The summer of ’56 was a simpler time. School was out, the 1st grade had been successfully left behind. Life was different back then, with the warmth of summer came the freedom to explore. Young imaginations had a whole neighborhood at their disposal. With only a casual “See you at supper” from Mom, the back door would slam shut behind us as we headed out first thing in the morning.
This was country life, no looking a few feet away into the neighbors kitchen window here. Our back yard was the pasture where my father kept some goats. A small barn provided winter shelter for our little herd and nourishment came from the hay stack piled close by.
Similar to early horse drawn days, hay was harvested using a small David Bradley walk behind 2 wheel tractor with a sickle mower attached across the front. A two wheel wagon was hitched to the same tractor to carry the hay home to our little farm from the neighbors field .
Our next door neighbor, Mrs. Koggle was the spitting image of Martha Wilson. A kindly older woman with the mandatory apron. Salt and pepper hair done up in a bun, she always wore nylon stockings with the dark seam running down the back of her legs. She wore simple black orthopedic shoes with comfortable low wide heals. A very practical lady who lived alone with her son.
Mr. Koggle had passed on a few years earlier, and Jimmy, her son was for all practical purposes an adult. He was somewhat of a mystery, being seldom around. Back in those days once you became old enough to drive a car the world was your oyster.
When he was home, his primer painted slopped back Ford coupe from the ’40s was parked alongside the garage. The garage, built in the early 1900’s, was just big enough to fit a Model A Ford. It was reserved for Mrs. Koggle’s new ’56 Chevy. It wasn’t a flashy model, simple all black with a minimum of chrome. A plain 4-door model that provided basic reliable transportation. Like Mrs. Koggle it was a practical car.
Like Mrs. Wilson, Mrs. Koggle opened her doors to the children of the neighborhood. Welcoming us with milk and cookies whenever we would make the long trek up her driveway. Her small white home wasn’t visible from the main road. Perched atop a wooded slope, it reminded us of the nursery rhyme “Over the river and through the woods to Grandmother’s house we go”.
On special occasions, when she was in the mood to reminisce of times long past, Mrs. Koggle might take you up into her attic. Stored like precious jewels were possessions accumulated from a lifetime of raising a family. Early tennis rackets, carefully contained in their wooden frame to prevent warping. Wooden handled golf clubs in a canvas golf bag. Sometimes she would take us out into the yard and let us knock a golf ball around a little.
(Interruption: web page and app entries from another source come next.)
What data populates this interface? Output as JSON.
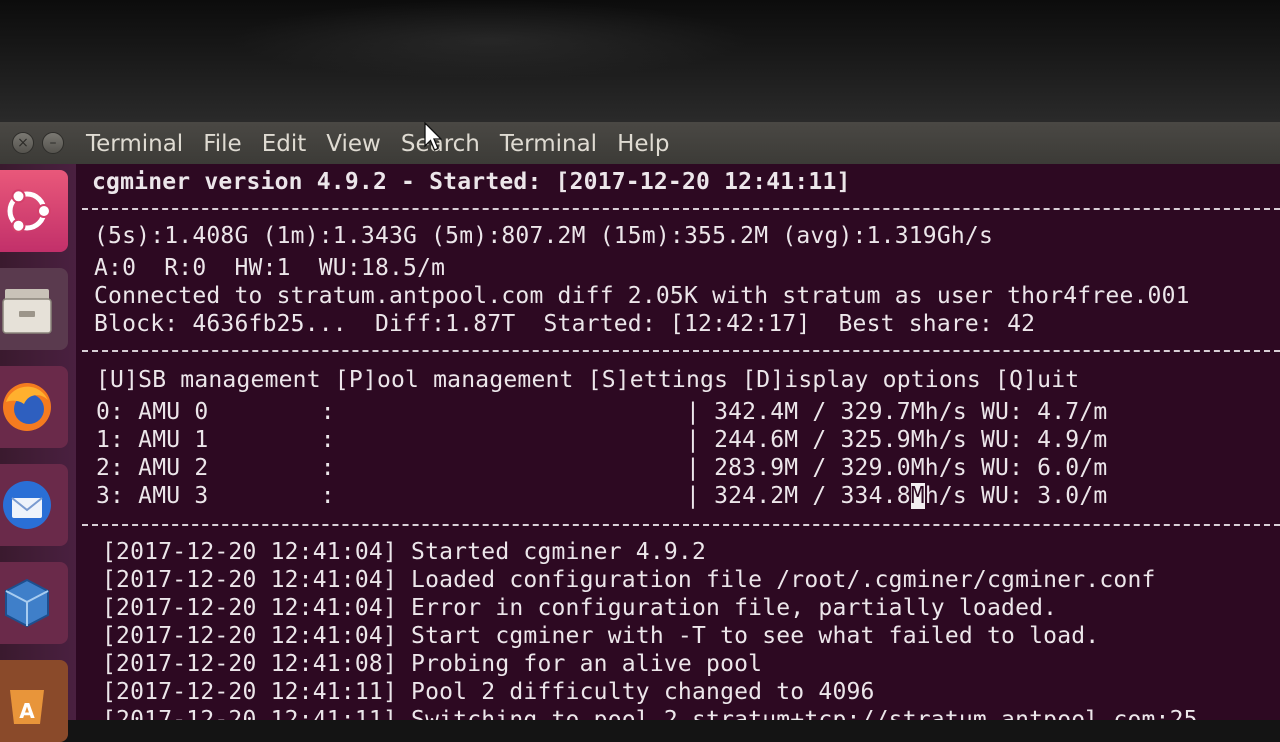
{
  "menubar": {
    "items": [
      "Terminal",
      "File",
      "Edit",
      "View",
      "Search",
      "Terminal",
      "Help"
    ]
  },
  "launcher": {
    "items": [
      "ubuntu-icon",
      "files-icon",
      "firefox-icon",
      "thunderbird-icon",
      "virtualbox-icon",
      "software-center-icon"
    ]
  },
  "terminal": {
    "header": "cgminer version 4.9.2 - Started: [2017-12-20 12:41:11]",
    "stats_rate": "(5s):1.408G (1m):1.343G (5m):807.2M (15m):355.2M (avg):1.319Gh/s",
    "stats_counts": "A:0  R:0  HW:1  WU:18.5/m",
    "connection": "Connected to stratum.antpool.com diff 2.05K with stratum as user thor4free.001",
    "block": "Block: 4636fb25...  Diff:1.87T  Started: [12:42:17]  Best share: 42",
    "menu": "[U]SB management [P]ool management [S]ettings [D]isplay options [Q]uit",
    "devices": [
      "0: AMU 0        :                         | 342.4M / 329.7Mh/s WU: 4.7/m",
      "1: AMU 1        :                         | 244.6M / 325.9Mh/s WU: 4.9/m",
      "2: AMU 2        :                         | 283.9M / 329.0Mh/s WU: 6.0/m"
    ],
    "device_last_before_cursor": "3: AMU 3        :                         | 324.2M / 334.8",
    "device_last_cursor_char": "M",
    "device_last_after_cursor": "h/s WU: 3.0/m",
    "log": [
      "[2017-12-20 12:41:04] Started cgminer 4.9.2",
      "[2017-12-20 12:41:04] Loaded configuration file /root/.cgminer/cgminer.conf",
      "[2017-12-20 12:41:04] Error in configuration file, partially loaded.",
      "[2017-12-20 12:41:04] Start cgminer with -T to see what failed to load.",
      "[2017-12-20 12:41:08] Probing for an alive pool",
      "[2017-12-20 12:41:11] Pool 2 difficulty changed to 4096",
      "[2017-12-20 12:41:11] Switching to pool 2 stratum+tcp://stratum.antpool.com:25"
    ]
  },
  "colors": {
    "terminal_bg": "#2d0922",
    "terminal_fg": "#ece6ea",
    "titlebar": "#3c3b37",
    "launcher_bg": "#4a2040"
  }
}
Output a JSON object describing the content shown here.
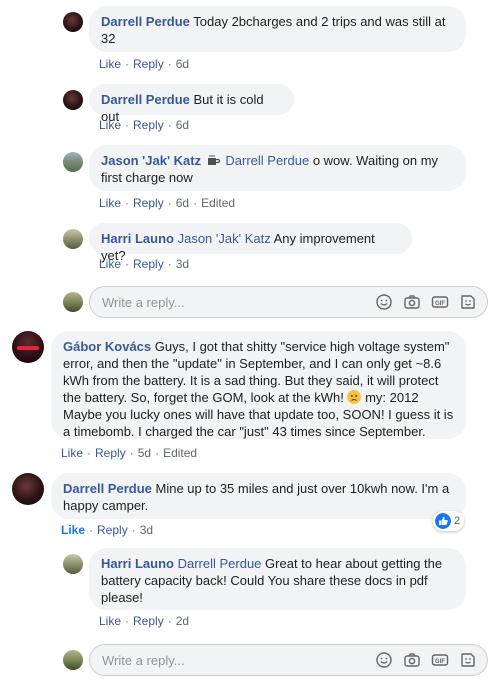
{
  "comments": [
    {
      "author": "Darrell Perdue",
      "tag": "",
      "text": "Today 2bcharges and 2 trips and was still at 32",
      "like": "Like",
      "reply": "Reply",
      "time": "6d",
      "edited": ""
    },
    {
      "author": "Darrell Perdue",
      "tag": "",
      "text": "But it is cold out",
      "like": "Like",
      "reply": "Reply",
      "time": "6d",
      "edited": ""
    },
    {
      "author": "Jason 'Jak' Katz",
      "tag": "Darrell Perdue",
      "text": "o wow. Waiting on my first charge now",
      "like": "Like",
      "reply": "Reply",
      "time": "6d",
      "edited": "Edited"
    },
    {
      "author": "Harri Launo",
      "tag": "Jason 'Jak' Katz",
      "text": "Any improvement yet?",
      "like": "Like",
      "reply": "Reply",
      "time": "3d",
      "edited": ""
    },
    {
      "author": "Gábor Kovács",
      "tag": "",
      "text": "Guys, I got that shitty \"service high voltage system\" error, and then the \"update\" in September, and I can only get ~8.6 kWh from the battery. It is a sad thing. But they said, it will protect the battery. So, forget the GOM, look at the kWh!",
      "text2": "my: 2012 Maybe you lucky ones will have that update too, SOON! I guess it is a timebomb. I charged the car \"just\" 43 times since September.",
      "like": "Like",
      "reply": "Reply",
      "time": "5d",
      "edited": "Edited"
    },
    {
      "author": "Darrell Perdue",
      "tag": "",
      "text": "Mine up to 35 miles and just over 10kwh now. I'm a happy camper.",
      "like": "Like",
      "reply": "Reply",
      "time": "3d",
      "edited": "",
      "reactions": "2"
    },
    {
      "author": "Harri Launo",
      "tag": "Darrell Perdue",
      "text": "Great to hear about getting the battery capacity back! Could You share these docs in pdf please!",
      "like": "Like",
      "reply": "Reply",
      "time": "2d",
      "edited": ""
    }
  ],
  "reply_box": {
    "placeholder": "Write a reply..."
  },
  "icons": [
    "emoji-icon",
    "camera-icon",
    "gif-icon",
    "sticker-icon",
    "coffee-icon",
    "thumbs-up-icon",
    "worried-face-icon"
  ],
  "colors": {
    "link": "#385898",
    "bubble": "#f2f3f5",
    "meta": "#606770",
    "accent": "#1877f2"
  }
}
Her husband must have been an athletic sort in his younger days.
It was like stepping back into the 1920’s. Trunks of memories, out of date pieces of furniture, even antique fishing gear including an authentic split willow creel from the days when they were state of the art.
With every item came a story, “Mr Koggle looked so fine in his preppy college days, you know he was captain of the tennis team”. I think Mrs. Koggle enjoyed thinking about those memories as much as we enjoyed hearing them.
Jimmy was fascinated with the automobile, eventually heading off to Minneapolis to pursue a career in the field. Mrs. Koggle stayed on alone in her comfortable little country home, somewhat permanently stuck in those early years of her life. As the children of the neighborhood grew, blossomed, and eventually headed off to pursue their life’s calling, visits to Mrs. Koggle and her fascinating attic grew fewer.
In time trips up the long driveway to Grandmother’s house became nothing more than an early memory for another generation. It’s funny how a simple gesture of friendship from our own neighborhood Mrs. Wilson would become such a part of the Norman Rockwell lifestyle that was experienced in small towns and country farms throughout the country during the 1950’s